I've held off on introducing him to you for fear of jinxing it. Then we had a slight scare last week with Holy, but between Google and I, we diagnosed him with shipping fever aka bovine pneumonia. All I could think was, thank goodness I didn't blog about him yet because what if we lose him, I can't break that to my blog readers because I'm not sure they'll let me blog from the psycho ward and that's definitely where I'll be if he dies. Luckily, we caught it early enough and treated it right away and within 24 hours he was back in business, bounding around the barnyard. I've said this before and I'll say it again, I'm basically a veterinarian.

So there you go, that's the story of Holy. There are many more to come as calf ownership is brand new to me. I gotta tell you, he just might be my favorite Koons Zoo acquisition ever, just don't tell the emus. And in case you're wondering why my blogging has become sporadic it's because I've been doing a lot of this..

And this...

And basically, soaking up every minute of this dream that's finally been realized. Again, I'm being totally serious right now.
Also, this officially makes me a COWgirl...YEE HAW!!!!!

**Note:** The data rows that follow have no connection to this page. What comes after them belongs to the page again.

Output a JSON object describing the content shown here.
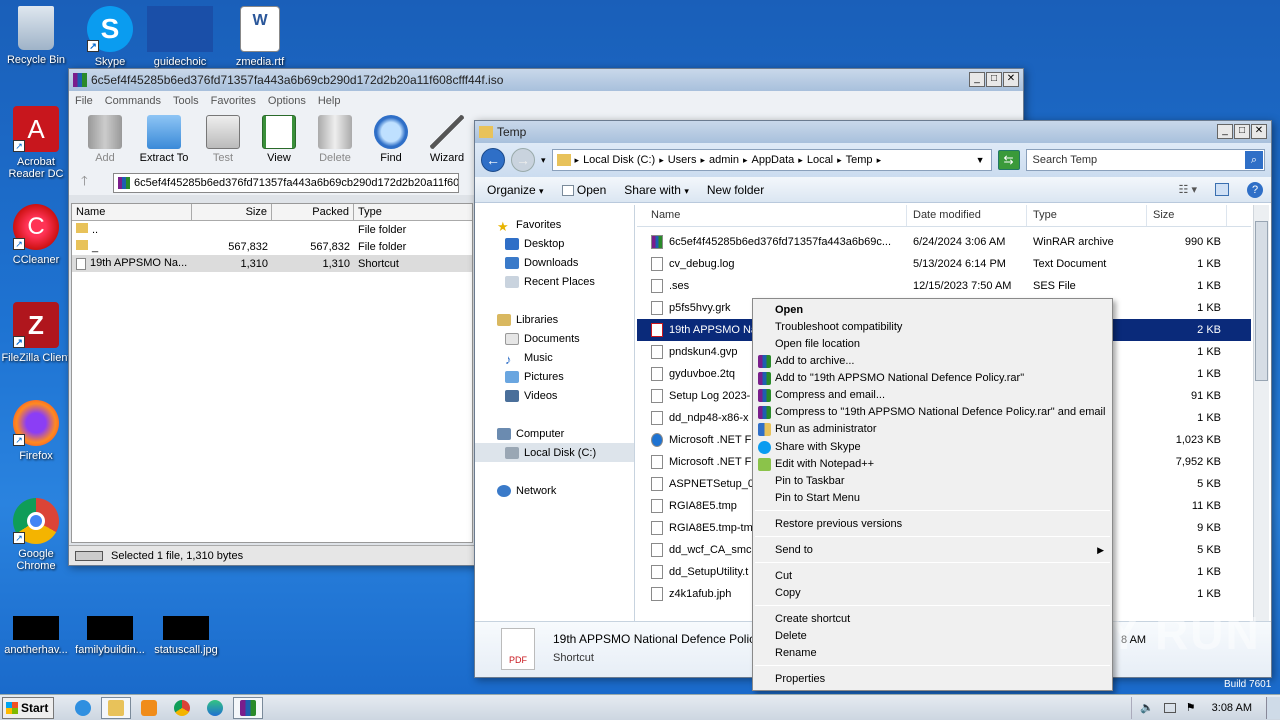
{
  "desktop": {
    "icons": [
      {
        "label": "Recycle Bin"
      },
      {
        "label": "Skype"
      },
      {
        "label": "guidechoic"
      },
      {
        "label": "zmedia.rtf"
      },
      {
        "label": "Acrobat Reader DC"
      },
      {
        "label": "CCleaner"
      },
      {
        "label": "FileZilla Client"
      },
      {
        "label": "Firefox"
      },
      {
        "label": "Google Chrome"
      },
      {
        "label": "anotherhav..."
      },
      {
        "label": "familybuildin..."
      },
      {
        "label": "statuscall.jpg"
      }
    ],
    "watermark": "ANY RUN",
    "build": "Build 7601"
  },
  "winrar": {
    "title": "6c5ef4f45285b6ed376fd71357fa443a6b69cb290d172d2b20a11f608cfff44f.iso",
    "menu": [
      "File",
      "Commands",
      "Tools",
      "Favorites",
      "Options",
      "Help"
    ],
    "toolbar": [
      "Add",
      "Extract To",
      "Test",
      "View",
      "Delete",
      "Find",
      "Wizard"
    ],
    "path": "6c5ef4f45285b6ed376fd71357fa443a6b69cb290d172d2b20a11f608",
    "columns": [
      "Name",
      "Size",
      "Packed",
      "Type"
    ],
    "rows": [
      {
        "name": "..",
        "size": "",
        "packed": "",
        "type": "File folder"
      },
      {
        "name": "_",
        "size": "567,832",
        "packed": "567,832",
        "type": "File folder"
      },
      {
        "name": "19th APPSMO Na...",
        "size": "1,310",
        "packed": "1,310",
        "type": "Shortcut"
      }
    ],
    "status": "Selected 1 file, 1,310 bytes"
  },
  "explorer": {
    "title": "Temp",
    "breadcrumb": [
      "Local Disk (C:)",
      "Users",
      "admin",
      "AppData",
      "Local",
      "Temp"
    ],
    "search_placeholder": "Search Temp",
    "commands": [
      "Organize",
      "Open",
      "Share with",
      "New folder"
    ],
    "nav": {
      "favorites": "Favorites",
      "desktop": "Desktop",
      "downloads": "Downloads",
      "recent": "Recent Places",
      "libraries": "Libraries",
      "documents": "Documents",
      "music": "Music",
      "pictures": "Pictures",
      "videos": "Videos",
      "computer": "Computer",
      "localdisk": "Local Disk (C:)",
      "network": "Network"
    },
    "columns": [
      "Name",
      "Date modified",
      "Type",
      "Size"
    ],
    "rows": [
      {
        "name": "6c5ef4f45285b6ed376fd71357fa443a6b69c...",
        "date": "6/24/2024 3:06 AM",
        "type": "WinRAR archive",
        "size": "990 KB"
      },
      {
        "name": "cv_debug.log",
        "date": "5/13/2024 6:14 PM",
        "type": "Text Document",
        "size": "1 KB"
      },
      {
        "name": ".ses",
        "date": "12/15/2023 7:50 AM",
        "type": "SES File",
        "size": "1 KB"
      },
      {
        "name": "p5fs5hvy.grk",
        "date": "",
        "type": "",
        "size": "1 KB"
      },
      {
        "name": "19th APPSMO Na",
        "date": "",
        "type": "",
        "size": "2 KB"
      },
      {
        "name": "pndskun4.gvp",
        "date": "",
        "type": "",
        "size": "1 KB"
      },
      {
        "name": "gyduvboe.2tq",
        "date": "",
        "type": "",
        "size": "1 KB"
      },
      {
        "name": "Setup Log 2023-",
        "date": "",
        "type": "",
        "size": "91 KB"
      },
      {
        "name": "dd_ndp48-x86-x",
        "date": "",
        "type": "",
        "size": "1 KB"
      },
      {
        "name": "Microsoft .NET F",
        "date": "",
        "type": "TM...",
        "size": "1,023 KB"
      },
      {
        "name": "Microsoft .NET F",
        "date": "",
        "type": "",
        "size": "7,952 KB"
      },
      {
        "name": "ASPNETSetup_0",
        "date": "",
        "type": "",
        "size": "5 KB"
      },
      {
        "name": "RGIA8E5.tmp",
        "date": "",
        "type": "",
        "size": "11 KB"
      },
      {
        "name": "RGIA8E5.tmp-tm",
        "date": "",
        "type": "",
        "size": "9 KB"
      },
      {
        "name": "dd_wcf_CA_smc",
        "date": "",
        "type": "",
        "size": "5 KB"
      },
      {
        "name": "dd_SetupUtility.t",
        "date": "",
        "type": "",
        "size": "1 KB"
      },
      {
        "name": "z4k1afub.jph",
        "date": "",
        "type": "",
        "size": "1 KB"
      }
    ],
    "details": {
      "name": "19th APPSMO National Defence Polic",
      "type": "Shortcut",
      "time_partial": "8 AM"
    }
  },
  "context_menu": {
    "items": [
      "Open",
      "Troubleshoot compatibility",
      "Open file location",
      "Add to archive...",
      "Add to \"19th APPSMO National Defence Policy.rar\"",
      "Compress and email...",
      "Compress to \"19th APPSMO National Defence Policy.rar\" and email",
      "Run as administrator",
      "Share with Skype",
      "Edit with Notepad++",
      "Pin to Taskbar",
      "Pin to Start Menu",
      "Restore previous versions",
      "Send to",
      "Cut",
      "Copy",
      "Create shortcut",
      "Delete",
      "Rename",
      "Properties"
    ]
  },
  "taskbar": {
    "start": "Start",
    "clock": "3:08 AM"
  }
}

1 comment:

  1. He's pretty cute, Holly! Congrats again to your family.